Dataset entries:
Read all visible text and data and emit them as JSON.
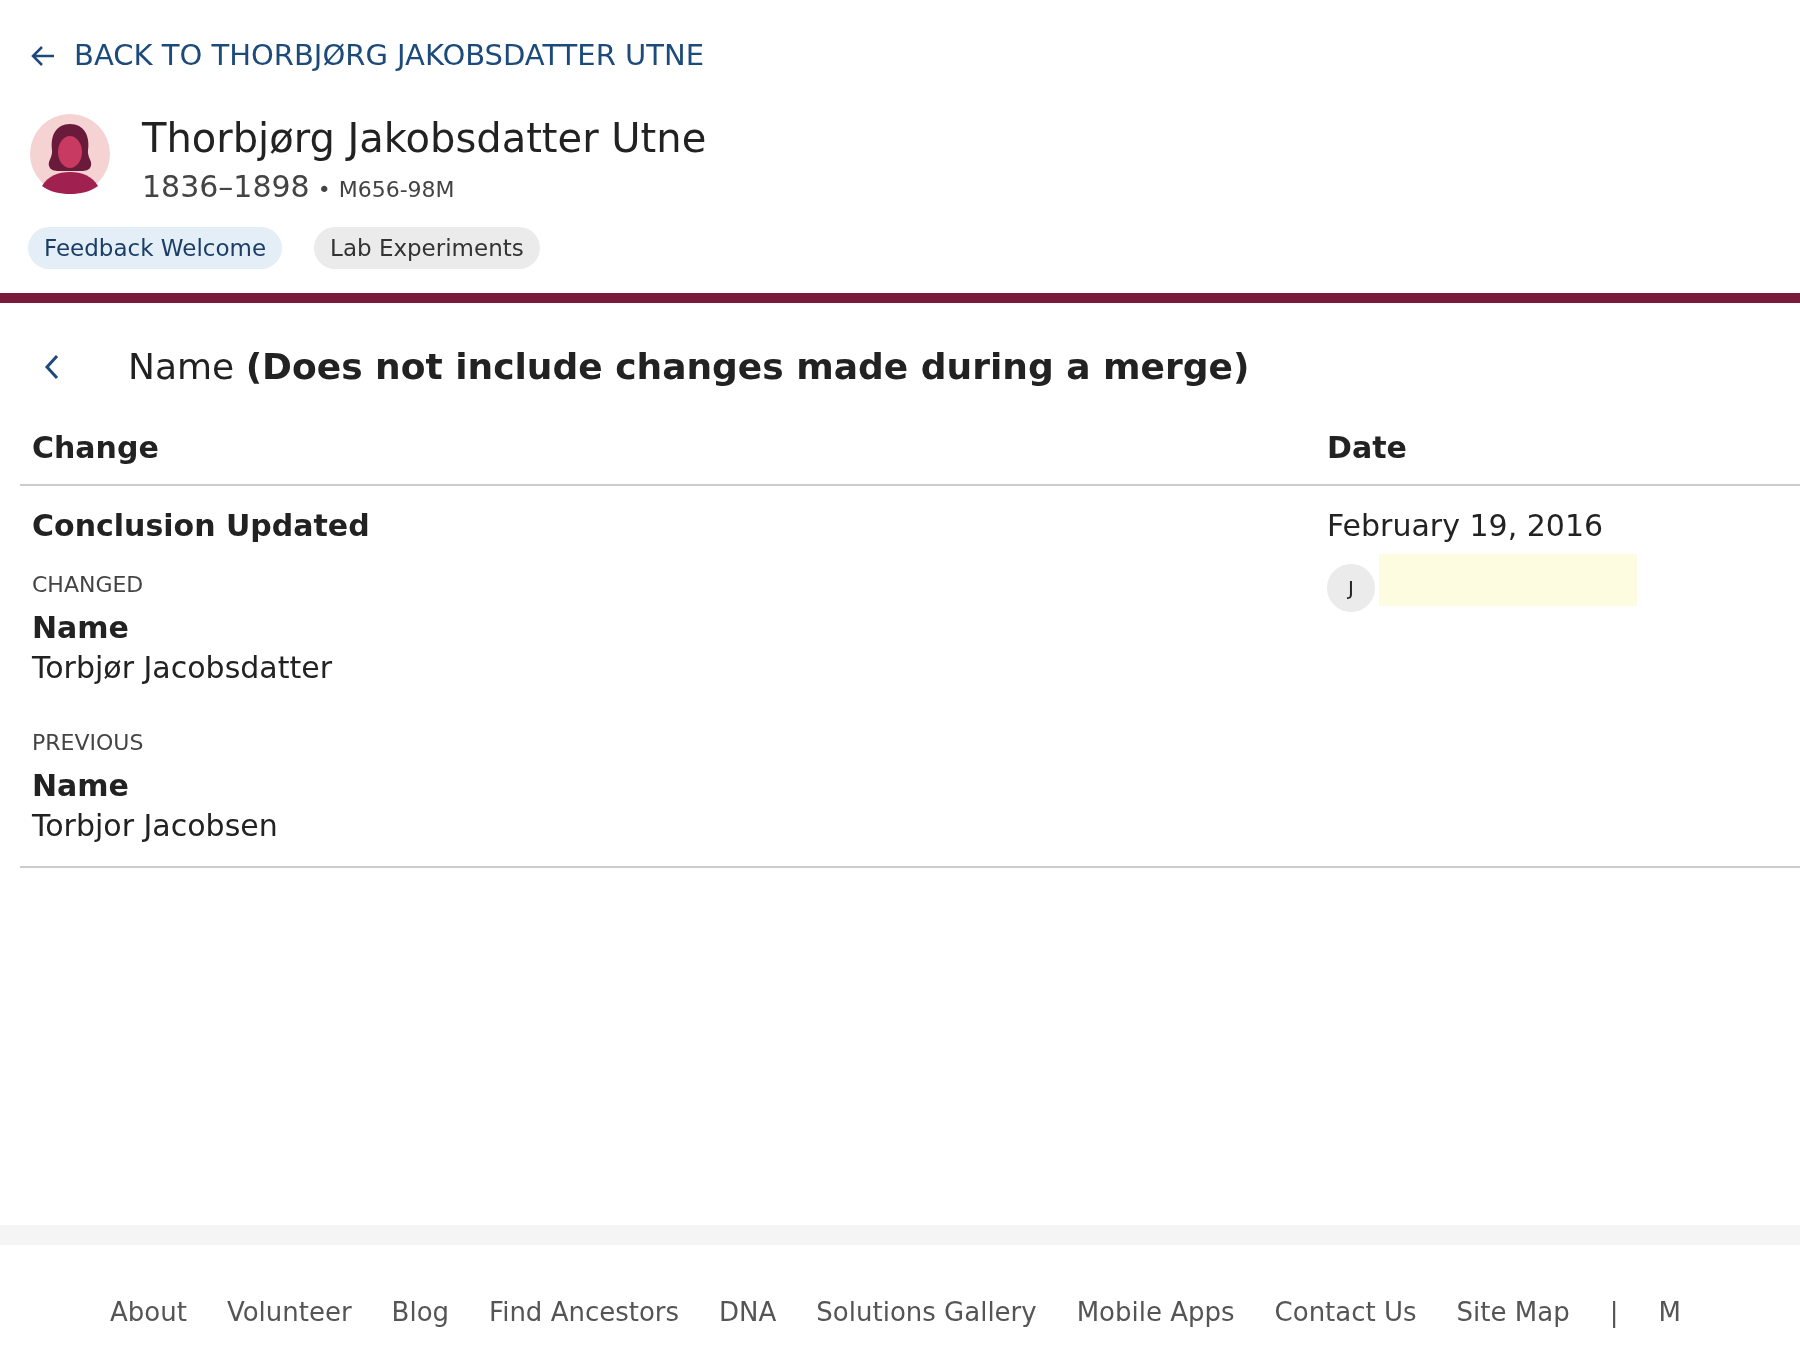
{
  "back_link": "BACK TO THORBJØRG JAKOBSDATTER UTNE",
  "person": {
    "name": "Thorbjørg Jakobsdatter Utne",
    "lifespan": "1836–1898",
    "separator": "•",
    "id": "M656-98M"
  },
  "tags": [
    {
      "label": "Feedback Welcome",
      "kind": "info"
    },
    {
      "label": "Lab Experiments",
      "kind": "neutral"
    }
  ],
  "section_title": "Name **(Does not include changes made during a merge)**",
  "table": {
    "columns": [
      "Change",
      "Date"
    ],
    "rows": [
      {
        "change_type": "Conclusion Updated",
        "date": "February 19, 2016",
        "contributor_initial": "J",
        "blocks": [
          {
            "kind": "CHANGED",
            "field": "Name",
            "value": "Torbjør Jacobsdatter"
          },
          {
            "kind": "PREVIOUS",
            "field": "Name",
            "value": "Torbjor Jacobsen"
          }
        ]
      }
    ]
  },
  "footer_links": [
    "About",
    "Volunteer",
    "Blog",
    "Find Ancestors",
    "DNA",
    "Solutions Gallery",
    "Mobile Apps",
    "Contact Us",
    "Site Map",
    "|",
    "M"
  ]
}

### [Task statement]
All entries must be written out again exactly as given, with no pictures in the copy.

### [Result below]
Read all visible text and data and emit them as JSON.
{
  "back_link": "BACK TO THORBJØRG JAKOBSDATTER UTNE",
  "person": {
    "name": "Thorbjørg Jakobsdatter Utne",
    "lifespan": "1836–1898",
    "separator": "•",
    "id": "M656-98M"
  },
  "tags": [
    {
      "label": "Feedback Welcome",
      "kind": "info"
    },
    {
      "label": "Lab Experiments",
      "kind": "neutral"
    }
  ],
  "section_title": "Name **(Does not include changes made during a merge)**",
  "table": {
    "columns": [
      "Change",
      "Date"
    ],
    "rows": [
      {
        "change_type": "Conclusion Updated",
        "date": "February 19, 2016",
        "contributor_initial": "J",
        "blocks": [
          {
            "kind": "CHANGED",
            "field": "Name",
            "value": "Torbjør Jacobsdatter"
          },
          {
            "kind": "PREVIOUS",
            "field": "Name",
            "value": "Torbjor Jacobsen"
          }
        ]
      }
    ]
  },
  "footer_links": [
    "About",
    "Volunteer",
    "Blog",
    "Find Ancestors",
    "DNA",
    "Solutions Gallery",
    "Mobile Apps",
    "Contact Us",
    "Site Map",
    "|",
    "M"
  ]
}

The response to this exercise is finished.